The book of Micah collects the oracles this prophet proclaimed in the latter half of the eighth century b.c. Micah, whose name means “Who is like the Lord?” was a contemporary of the prophet Isaiah, but unlike Isaiah who lived in Jerusalem, Micah was from a rural town in Judah. Micah foresaw a coming judgment for Judah, much as Amos had earlier seen for the northern kingdom of Israel and for much the same reasons: greed, injustice, disregard for the poor and needy, and disdain for God's standards. The oracles of Micah, as indicated in the opening verse, are warnings of divine judgment against Samaria and Jerusalem, the capitals of the two kingdoms. In his prophecies the prophet accuses the wealthy of oppressing the poor, condemns their accommodation to false gods, and denounces the lies told by priests and prophets who care more for money than for God or fairness.
While Micah foresees a Jerusalem in ruins, along with its great temple, he also announces a future time of peace and safety, when God will bring restoration and renewal. He says that from Bethlehem, the ancient city of David, “shall he come forth unto me that is to be ruler in Israel…. And this man shall be the peace” (5.2b,5a). The most memorable and profound passage in Micah, and probably the most often quoted, is 6.8: “[W]hat doth the Lord require of thee, but to do justly, and to love mercy, and to walk humbly with thy God?” This is Micah's succinct summary of what it means to live uprightly in service to God.

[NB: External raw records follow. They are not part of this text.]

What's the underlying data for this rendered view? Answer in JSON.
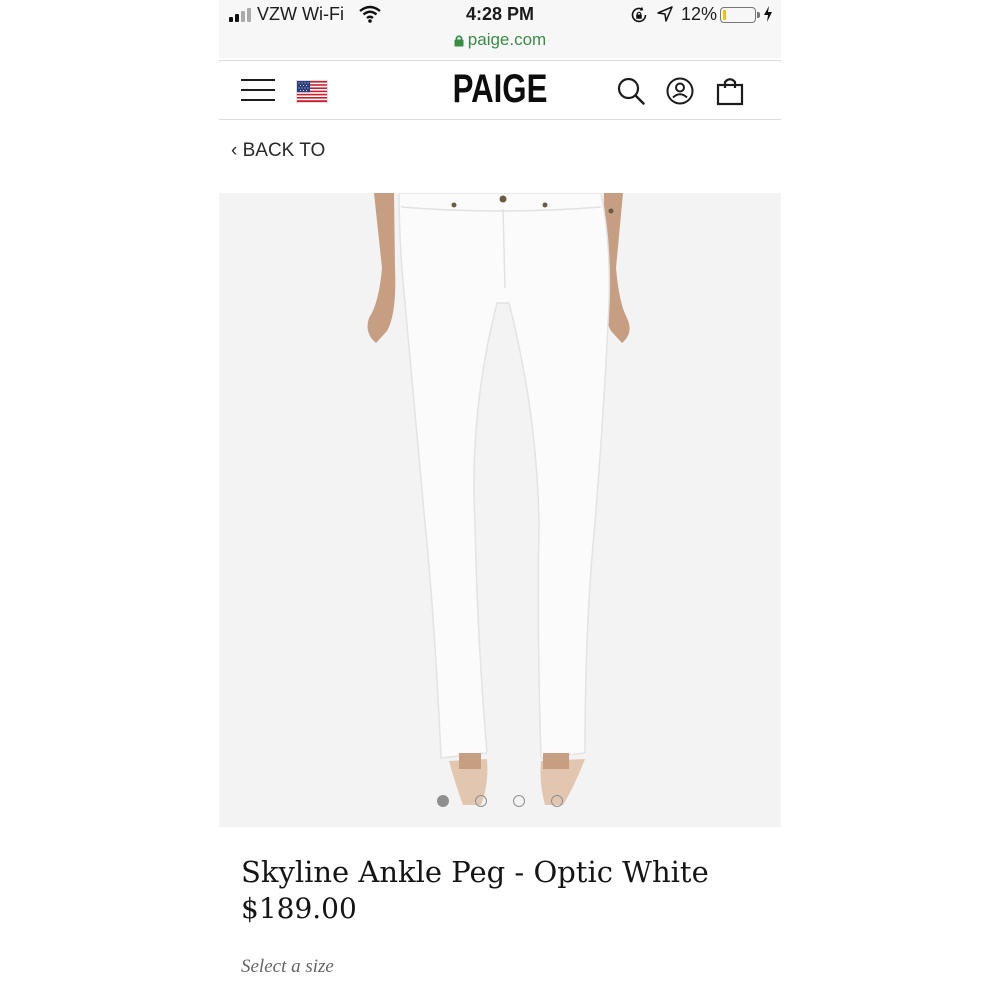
{
  "status_bar": {
    "carrier": "VZW Wi-Fi",
    "time": "4:28 PM",
    "url": "paige.com",
    "battery_percent": "12%",
    "battery_level": 0.12,
    "icons": [
      "signal-icon",
      "wifi-icon",
      "rotation-lock-icon",
      "location-icon",
      "battery-icon",
      "charging-icon",
      "lock-icon"
    ]
  },
  "header": {
    "logo": "PAIGE",
    "icons": [
      "menu-icon",
      "us-flag-icon",
      "search-icon",
      "account-icon",
      "shopping-bag-icon"
    ]
  },
  "nav": {
    "back_label": "BACK TO"
  },
  "gallery": {
    "image_count": 4,
    "active_index": 0
  },
  "product": {
    "title": "Skyline Ankle Peg - Optic White",
    "price": "$189.00",
    "size_prompt": "Select a size"
  },
  "colors": {
    "url_green": "#3a8b46",
    "battery_yellow": "#f2c200",
    "image_bg": "#f3f3f3"
  }
}
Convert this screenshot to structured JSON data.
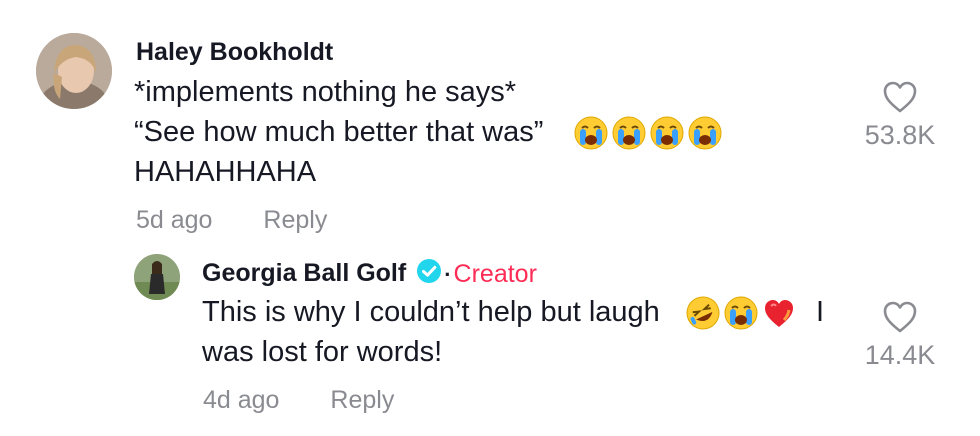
{
  "comments": [
    {
      "username": "Haley Bookholdt",
      "lines": [
        "*implements nothing he says*",
        "“See how much better that was”",
        "HAHAHHAHA"
      ],
      "time": "5d ago",
      "reply_label": "Reply",
      "likes": "53.8K",
      "emojis": [
        "loudly-crying-face",
        "loudly-crying-face",
        "loudly-crying-face",
        "loudly-crying-face"
      ]
    }
  ],
  "reply": {
    "username": "Georgia Ball Golf",
    "verified": true,
    "dot": "·",
    "badge": "Creator",
    "lines": [
      "This is why I couldn’t help but laugh",
      "I",
      "was lost for words!"
    ],
    "time": "4d ago",
    "reply_label": "Reply",
    "likes": "14.4K",
    "emojis": [
      "rolling-on-floor-laughing",
      "loudly-crying-face",
      "heart-on-fire"
    ]
  },
  "colors": {
    "creator": "#fe2c55",
    "verified": "#20d5ec",
    "muted": "#8a8b91"
  }
}
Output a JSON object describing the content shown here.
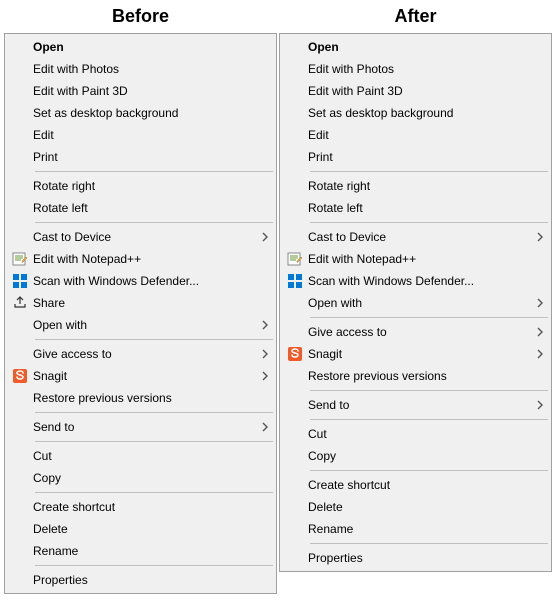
{
  "headings": {
    "before": "Before",
    "after": "After"
  },
  "menus": {
    "before": [
      {
        "type": "item",
        "label": "Open",
        "bold": true
      },
      {
        "type": "item",
        "label": "Edit with Photos"
      },
      {
        "type": "item",
        "label": "Edit with Paint 3D"
      },
      {
        "type": "item",
        "label": "Set as desktop background"
      },
      {
        "type": "item",
        "label": "Edit"
      },
      {
        "type": "item",
        "label": "Print"
      },
      {
        "type": "sep"
      },
      {
        "type": "item",
        "label": "Rotate right"
      },
      {
        "type": "item",
        "label": "Rotate left"
      },
      {
        "type": "sep"
      },
      {
        "type": "item",
        "label": "Cast to Device",
        "submenu": true
      },
      {
        "type": "item",
        "label": "Edit with Notepad++",
        "icon": "notepadpp"
      },
      {
        "type": "item",
        "label": "Scan with Windows Defender...",
        "icon": "defender"
      },
      {
        "type": "item",
        "label": "Share",
        "icon": "share"
      },
      {
        "type": "item",
        "label": "Open with",
        "submenu": true
      },
      {
        "type": "sep"
      },
      {
        "type": "item",
        "label": "Give access to",
        "submenu": true
      },
      {
        "type": "item",
        "label": "Snagit",
        "icon": "snagit",
        "submenu": true
      },
      {
        "type": "item",
        "label": "Restore previous versions"
      },
      {
        "type": "sep"
      },
      {
        "type": "item",
        "label": "Send to",
        "submenu": true
      },
      {
        "type": "sep"
      },
      {
        "type": "item",
        "label": "Cut"
      },
      {
        "type": "item",
        "label": "Copy"
      },
      {
        "type": "sep"
      },
      {
        "type": "item",
        "label": "Create shortcut"
      },
      {
        "type": "item",
        "label": "Delete"
      },
      {
        "type": "item",
        "label": "Rename"
      },
      {
        "type": "sep"
      },
      {
        "type": "item",
        "label": "Properties"
      }
    ],
    "after": [
      {
        "type": "item",
        "label": "Open",
        "bold": true
      },
      {
        "type": "item",
        "label": "Edit with Photos"
      },
      {
        "type": "item",
        "label": "Edit with Paint 3D"
      },
      {
        "type": "item",
        "label": "Set as desktop background"
      },
      {
        "type": "item",
        "label": "Edit"
      },
      {
        "type": "item",
        "label": "Print"
      },
      {
        "type": "sep"
      },
      {
        "type": "item",
        "label": "Rotate right"
      },
      {
        "type": "item",
        "label": "Rotate left"
      },
      {
        "type": "sep"
      },
      {
        "type": "item",
        "label": "Cast to Device",
        "submenu": true
      },
      {
        "type": "item",
        "label": "Edit with Notepad++",
        "icon": "notepadpp"
      },
      {
        "type": "item",
        "label": "Scan with Windows Defender...",
        "icon": "defender"
      },
      {
        "type": "item",
        "label": "Open with",
        "submenu": true
      },
      {
        "type": "sep"
      },
      {
        "type": "item",
        "label": "Give access to",
        "submenu": true
      },
      {
        "type": "item",
        "label": "Snagit",
        "icon": "snagit",
        "submenu": true
      },
      {
        "type": "item",
        "label": "Restore previous versions"
      },
      {
        "type": "sep"
      },
      {
        "type": "item",
        "label": "Send to",
        "submenu": true
      },
      {
        "type": "sep"
      },
      {
        "type": "item",
        "label": "Cut"
      },
      {
        "type": "item",
        "label": "Copy"
      },
      {
        "type": "sep"
      },
      {
        "type": "item",
        "label": "Create shortcut"
      },
      {
        "type": "item",
        "label": "Delete"
      },
      {
        "type": "item",
        "label": "Rename"
      },
      {
        "type": "sep"
      },
      {
        "type": "item",
        "label": "Properties"
      }
    ]
  },
  "icons": {
    "notepadpp": "notepadpp-icon",
    "defender": "windows-defender-icon",
    "share": "share-icon",
    "snagit": "snagit-icon"
  }
}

Messages of Judgment against Israel and Judah (1.1—3.12)
Messages of Hope for God's People (4.1—5.15)
God Brings Judah to Trial for Their Oppressive Policies (6.1—7.7)
There Is Hope in God for Future Restoration (7.8-20)